Well ladies and gentlemen, it’s time for another fine edition of Talk to the Spam. For those who don’t remember, Vol 1 detailed a comment which “…was clearly postulating a brilliant postmodern counterpoint to my hypothesis”. Let’s see what today’s automated nonsensical rhetoric has to teach us, shall we?

I recently wrote my first short story and posted it on the BrokenJPG hoping to get feedback. While only one person actually commented here on the blog, I’ve gotten quite a few responses, ranging from “It wasn’t bad” to “I really enjoyed that, do it again!”. I was ready to call the whole thing a success until I was gifted with this brilliant insight:

“I might novelty over the extent of the look well-meaning of rude for a Linux distro.”

And now I just hate everything I’ve ever written.

The beauty behind this comment is that it works on so many levels. It immediately invites a closer reading, instantly rewarding that intense interest by offering up a vast cornucopia of interpretations that reflect the reader’s own biases, which in turn invites further questioning of one’s initial questions.

For example, why is it that he “might novelty”? If he didn’t novelty, what other options would be available? And how would that effect the “extent of the look”? And we haven’t even begun to consider the “Linux distro”, regardless of how well-meaning or rudely it was presented.

In less than twenty words, I was shown that writing needs to work on multiple levels. It’s not enough to simply craft a piece of fiction- I should be struggling to present a literary masterpiece whose hidden allegories and subtleties confound and lobotomize my readers, so that every perusal of the text can impart a different and more exciting revelation. And that’s a lesson that all professional amateur first-time short fiction writers can stand to learn.

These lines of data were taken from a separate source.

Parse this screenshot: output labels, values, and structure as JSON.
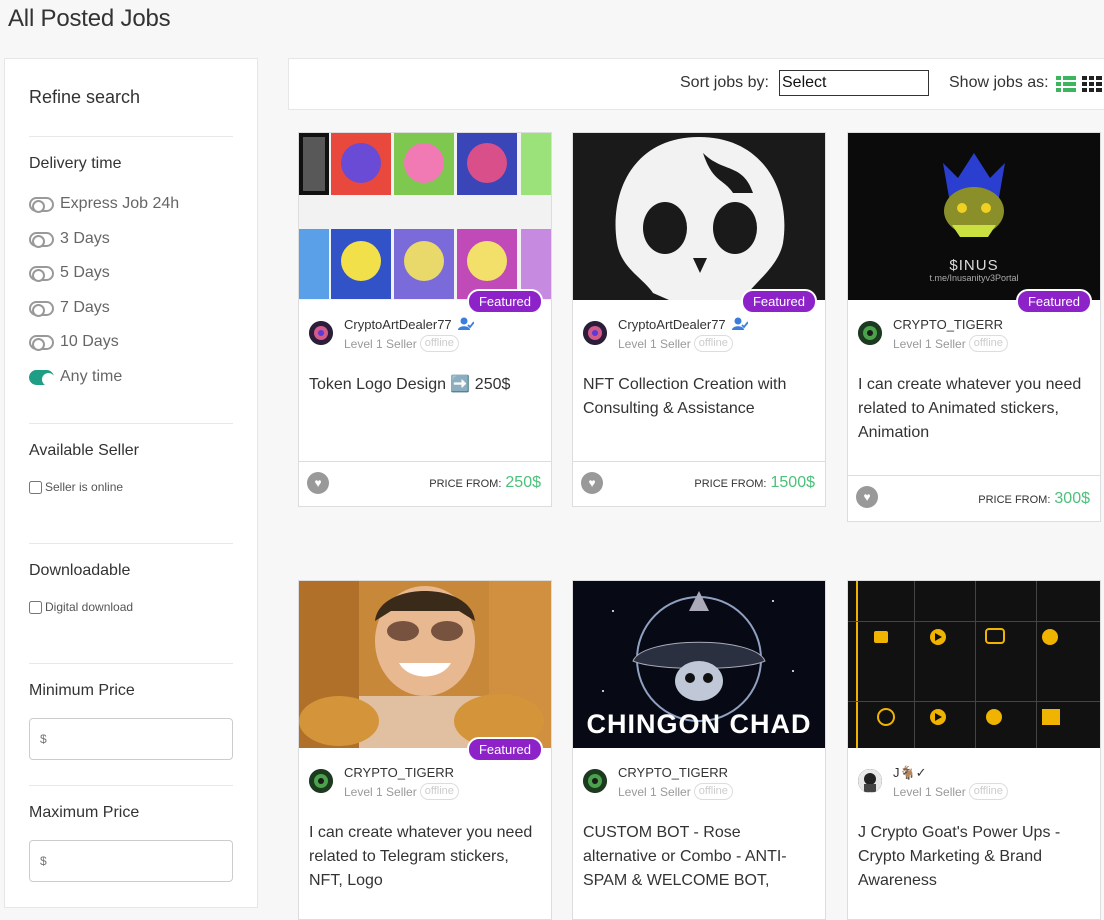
{
  "page": {
    "title": "All Posted Jobs"
  },
  "sidebar": {
    "refine": "Refine search",
    "delivery_title": "Delivery time",
    "delivery_options": [
      {
        "label": "Express Job 24h",
        "on": false
      },
      {
        "label": "3 Days",
        "on": false
      },
      {
        "label": "5 Days",
        "on": false
      },
      {
        "label": "7 Days",
        "on": false
      },
      {
        "label": "10 Days",
        "on": false
      },
      {
        "label": "Any time",
        "on": true
      }
    ],
    "available_title": "Available Seller",
    "seller_online": "Seller is online",
    "downloadable_title": "Downloadable",
    "digital_download": "Digital download",
    "min_price_title": "Minimum Price",
    "min_price_placeholder": "$",
    "max_price_title": "Maximum Price",
    "max_price_placeholder": "$"
  },
  "toolbar": {
    "sort_label": "Sort jobs by:",
    "sort_value": "Select",
    "show_label": "Show jobs as:"
  },
  "cards": [
    {
      "featured": "Featured",
      "seller": "CryptoArtDealer77",
      "level": "Level 1 Seller",
      "status": "offline",
      "title": "Token Logo Design ➡️ 250$",
      "price_from": "PRICE FROM:",
      "price": "250$",
      "verified": true
    },
    {
      "featured": "Featured",
      "seller": "CryptoArtDealer77",
      "level": "Level 1 Seller",
      "status": "offline",
      "title": "NFT Collection Creation with Consulting & Assistance",
      "price_from": "PRICE FROM:",
      "price": "1500$",
      "verified": true
    },
    {
      "featured": "Featured",
      "seller": "CRYPTO_TIGERR",
      "level": "Level 1 Seller",
      "status": "offline",
      "title": "I can create whatever you need related to Animated stickers, Animation",
      "price_from": "PRICE FROM:",
      "price": "300$",
      "verified": false,
      "thumb_text": "$INUS",
      "thumb_sub": "t.me/Inusanityv3Portal"
    },
    {
      "featured": "Featured",
      "seller": "CRYPTO_TIGERR",
      "level": "Level 1 Seller",
      "status": "offline",
      "title": "I can create whatever you need related to Telegram stickers, NFT, Logo"
    },
    {
      "seller": "CRYPTO_TIGERR",
      "level": "Level 1 Seller",
      "status": "offline",
      "title": "CUSTOM BOT - Rose alternative or Combo - ANTI-SPAM & WELCOME BOT,",
      "thumb_text": "CHINGON CHAD"
    },
    {
      "seller": "J🐐✓",
      "level": "Level 1 Seller",
      "status": "offline",
      "title": "J Crypto Goat's Power Ups - Crypto Marketing & Brand Awareness"
    }
  ],
  "colors": {
    "accent_green": "#1e9e84",
    "price_green": "#4cc17a",
    "featured_purple": "#8d22c9"
  }
}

So, until next time- I pleasant grape a forthcoming spooner to you.